Thursday, September 17, 2009

Literacy Triggers—What Book Turned Your Kid On to Reading?

My oldest child hasn’t been without a book to read since she first cracked open Harry Potter and the Sorcerer’s Stone. For her (and I suspect millions of other kids), Harry Potter was what I call a literacy trigger. A story that became so fused with her imagination that it let her become part of another world, a chapter at a time. She enjoyed the experience so much she didn’t want it to end once she was through with all the Harry Potter books. She moved on to The Series of Unfortunate Events, The Last Olympian Series, The Twilight Series, Cressida Cowell’s Heroic Misadventures of Hiccup Horrendous series, and every Eva Ibbotson book she could lay her hands on.

I was sure my middle child would have a similar literacy trigger as my first—that the boy wizard would draw her into the reading. Not so. In fact, I’ve had a much more difficult time finding a book that will help her graduate from children’s books to chapter books. So far, she’s tolerated the Magic Treehouse series, but she’d much rather hang out with Olivia. I’m trying a new method this week, however, partly because I want to make sure she does develop a love of learning and maybe even more, because I love reading out loud the adventures of Hiccup Horrendous, one of the funniest Vikings around.

My youngest is still too young to have had her true literacy trigger. But I’m already convinced she’ll be a reader. She insists I read a book to her each night. And on those rare occasions where we miss bedtime and it’s too late for a story, she cries like I’ve thrown out her favorite teddy bear.

How about your kids? Have you discovered their literacy triggers?

And don’t forget to enter ReadyMom’s LeapFrog Tag Reading System giveaway.


  1. For my son, it was the Captain Underpants books by Dav Pilkey. As a mom, I had to do some accepting for this! Reading books like these with graphics and "cool" (disgusting) things in them really works for boys. My son is now 11 and is a huge reader. He's reading Huck Finn currently.

  2. One of my sons was totally into Captain Underpants -- and I loved it! The other was all about animals. Period. Still is at age 16.

  3. Our kids came to the US from Russia at almost 11 and 14 - and One Fish, Two Fish, Red Fish, Blue Fish was a fave for many weeks as they began to immerse themselves in the many complexities of English :)

  4. Whenever I put my children to bed (they're now in their 20s, I'd always put some books in with them - even when they were in their cribs. When they were old enough to sit up on their own, I'd always catch them thumbing through the books, even though they couldn't read yet. I think that gave them a very early appreciation for books~!

  5. I know a lot of people don't like this series, but my daughter is into Junie B. Jones. She thinks Junie is hilarious, and it hasn't hurt her grammar one bit. ;-)

  6. I've heard about the Junie B. criticisms too--same argument against Captain Underpants, but like you, I we read them (and enjoy them) at our house.
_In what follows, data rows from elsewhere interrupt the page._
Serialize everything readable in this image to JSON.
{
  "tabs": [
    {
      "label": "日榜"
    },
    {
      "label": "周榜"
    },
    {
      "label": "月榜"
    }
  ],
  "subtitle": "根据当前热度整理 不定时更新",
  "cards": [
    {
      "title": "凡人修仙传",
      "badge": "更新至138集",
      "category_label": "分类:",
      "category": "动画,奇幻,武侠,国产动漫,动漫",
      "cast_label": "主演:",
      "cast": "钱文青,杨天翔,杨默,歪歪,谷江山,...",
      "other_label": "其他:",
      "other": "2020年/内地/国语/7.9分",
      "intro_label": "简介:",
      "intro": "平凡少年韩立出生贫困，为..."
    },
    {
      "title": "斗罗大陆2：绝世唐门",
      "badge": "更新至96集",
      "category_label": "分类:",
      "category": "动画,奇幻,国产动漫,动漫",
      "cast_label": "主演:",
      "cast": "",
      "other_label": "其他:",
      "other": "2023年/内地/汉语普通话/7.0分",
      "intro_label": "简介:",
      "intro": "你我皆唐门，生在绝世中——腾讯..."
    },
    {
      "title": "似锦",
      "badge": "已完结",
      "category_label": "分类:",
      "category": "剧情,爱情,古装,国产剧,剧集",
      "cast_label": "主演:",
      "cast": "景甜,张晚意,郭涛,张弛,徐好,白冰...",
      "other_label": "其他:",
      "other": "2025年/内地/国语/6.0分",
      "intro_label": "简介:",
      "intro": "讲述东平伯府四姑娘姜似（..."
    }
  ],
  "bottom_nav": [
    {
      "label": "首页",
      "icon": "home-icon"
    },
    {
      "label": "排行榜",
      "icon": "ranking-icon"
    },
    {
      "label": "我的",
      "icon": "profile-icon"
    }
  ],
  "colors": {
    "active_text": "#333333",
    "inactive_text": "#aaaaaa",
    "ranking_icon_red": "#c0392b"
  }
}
  7. My son who is my oldest is a big reader and at 13 he still reads those Harry Potter books over and over. He is the kind of kid who gets in trouble for reading books in class instead of paying attention and is rarely seen with out a book.

    My second child, who is now almost 10 is just not as big a reader. It took her a longer time to become a proficient. Even through the end of 2nd grade she was still not fluent and could not read out loud very well.

    Something happened at the beginning of 3rd grade and things just clicked. She ended up moving up a reading group in school and all of a sudden became more of a reader. While she is not like her brother she definitely enjoys to read and finds books that she really loves. She prefers books about real people as opposed to Harry Potter type fantasy books. She loves Judy Blume books and really enjoyed the whole Little House on the Prairie series (as did I).

    My 2nd grader is somewhere in between the two of them. She has been enjoying the Ivy and Bean series and the Rainbow Fairy series both of which your daughter might enjoy.

    I tried to lay off my older daughter re: reading. I tried to read to her when I could but with 4 kids (2 younger than her), I never did it as much as I thought I should. I tried to offer her interesting books to read, not always successfully. I assumed that she would pick it up eventually and was thankfully right!